“We originally gave the proceeds to help the needy through the St. Vincent de Paul Society and then one of our turkey bowlers’ wives got cancer and she lost her battle, and we made that commitment about seven years ago that at least 25 percent of our proceeds would help the needy battle cancer. So my family and I would hold hands with families that were battling cancer, and we would contribute a lot of our funds to those families. Never in a million years did we think that cancer would hit us,” Mike said.

About four-and-a-half years ago it did.

Pete was four months into his marriage when he was diagnosed with Oligodendroglioma, a rare form of brain cancer.

“And so all of a sudden it became really really really personal,” Mike said.

“To be diagnosed with that and understanding it first-hand, we are able to see what they go through but also have more of a mission and a passion as a family to go help families battling cancer in need but also to help find a cure,” Pete said.

Over the years the Meadows Turkey Bowl, a Thanksgiving day football game and fundraiser, has raised a combined $3 million to help those in need and to battle cancer.

In doing so it has become. what Mike likes to call, “The nation’s biggest backyard football game”

This year they hope to take the grand total to over $4 million with the help of many small and some larger donors.

“The neat thing about our donors though they don’t come in 100-thousand dollars swaths, though we would not turn that away they come in 50s and 100s, and 250s, and 500s. That’s the cool thing about our event, it’s not just one big donor, it’s the community of Cleveland coming together,” Mike said.

The event will still have food and football, in which the players run out of a tunnel. It has grown to also have the marching band from Highland High School.

Those who are interested in donating can choose packages that come with swag, golf outings, dinner discounts and even a luxury suite for a Cleveland Guardians baseball game.

Mike Meadows says 100% of the proceeds go to charity. He and his wife contribute everything needed to put on the annual event.

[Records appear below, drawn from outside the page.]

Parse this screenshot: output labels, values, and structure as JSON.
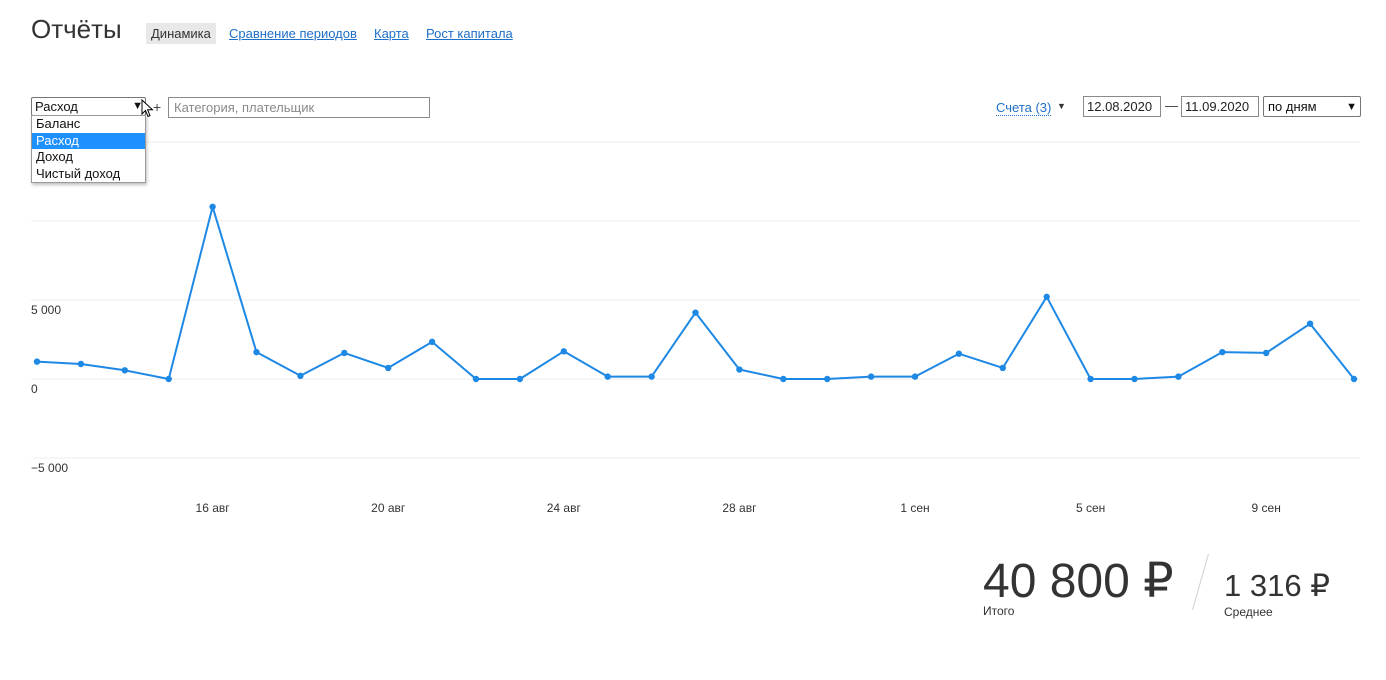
{
  "header": {
    "title": "Отчёты",
    "tabs": [
      {
        "label": "Динамика",
        "active": true
      },
      {
        "label": "Сравнение периодов",
        "active": false
      },
      {
        "label": "Карта",
        "active": false
      },
      {
        "label": "Рост капитала",
        "active": false
      }
    ]
  },
  "filters": {
    "type_select": {
      "value": "Расход",
      "options": [
        "Баланс",
        "Расход",
        "Доход",
        "Чистый доход"
      ],
      "highlighted": "Расход",
      "open": true
    },
    "add_symbol": "+",
    "category_placeholder": "Категория, плательщик",
    "accounts_label": "Счета (3)",
    "date_from": "12.08.2020",
    "date_separator": "—",
    "date_to": "11.09.2020",
    "grouping": "по дням"
  },
  "chart_data": {
    "type": "line",
    "series": [
      {
        "values": [
          1100,
          950,
          550,
          0,
          10900,
          1700,
          200,
          1650,
          700,
          2350,
          0,
          0,
          1750,
          150,
          150,
          4200,
          600,
          0,
          0,
          150,
          150,
          1600,
          700,
          5200,
          0,
          0,
          150,
          1700,
          1650,
          3500,
          0
        ]
      }
    ],
    "x": [
      "12.08",
      "13.08",
      "14.08",
      "15.08",
      "16.08",
      "17.08",
      "18.08",
      "19.08",
      "20.08",
      "21.08",
      "22.08",
      "23.08",
      "24.08",
      "25.08",
      "26.08",
      "27.08",
      "28.08",
      "29.08",
      "30.08",
      "31.08",
      "01.09",
      "02.09",
      "03.09",
      "04.09",
      "05.09",
      "06.09",
      "07.09",
      "08.09",
      "09.09",
      "10.09",
      "11.09"
    ],
    "x_tick_labels": [
      {
        "index": 4,
        "label": "16 авг"
      },
      {
        "index": 8,
        "label": "20 авг"
      },
      {
        "index": 12,
        "label": "24 авг"
      },
      {
        "index": 16,
        "label": "28 авг"
      },
      {
        "index": 20,
        "label": "1 сен"
      },
      {
        "index": 24,
        "label": "5 сен"
      },
      {
        "index": 28,
        "label": "9 сен"
      }
    ],
    "y_ticks": [
      {
        "value": 5000,
        "label": "5 000"
      },
      {
        "value": 0,
        "label": "0"
      },
      {
        "value": -5000,
        "label": "−5 000"
      }
    ],
    "ylim": [
      -5000,
      15000
    ],
    "grid": true,
    "line_color": "#1e88e5"
  },
  "summary": {
    "total_value": "40 800 ₽",
    "total_label": "Итого",
    "average_value": "1 316 ₽",
    "average_label": "Среднее"
  }
}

Contributions this year will go into a fund named after Gianna Rae, Pete Meadow’s daughter, who they lost while his wife was still 9 months pregnant on Mother’s Day weekend 2022.

“So our mission is to help the needy, especially the needy battling cancer. And a large part of our proceeds go to the Gianna Rae fund to find a cure for brain cancer for my son Pete,” Mike said. “We have the top researchers in the world at the University of California, San Francisco who are desperately looking for a cure for Oligodendroglioma and hopefully here over the next six months, we are going to collaborate with the Cleveland Clinic.UCSF and the Cleveland Clinic coming together to try to find a cure.”

To learn more about the Meadow’s Turkey Bowl you can go to their website.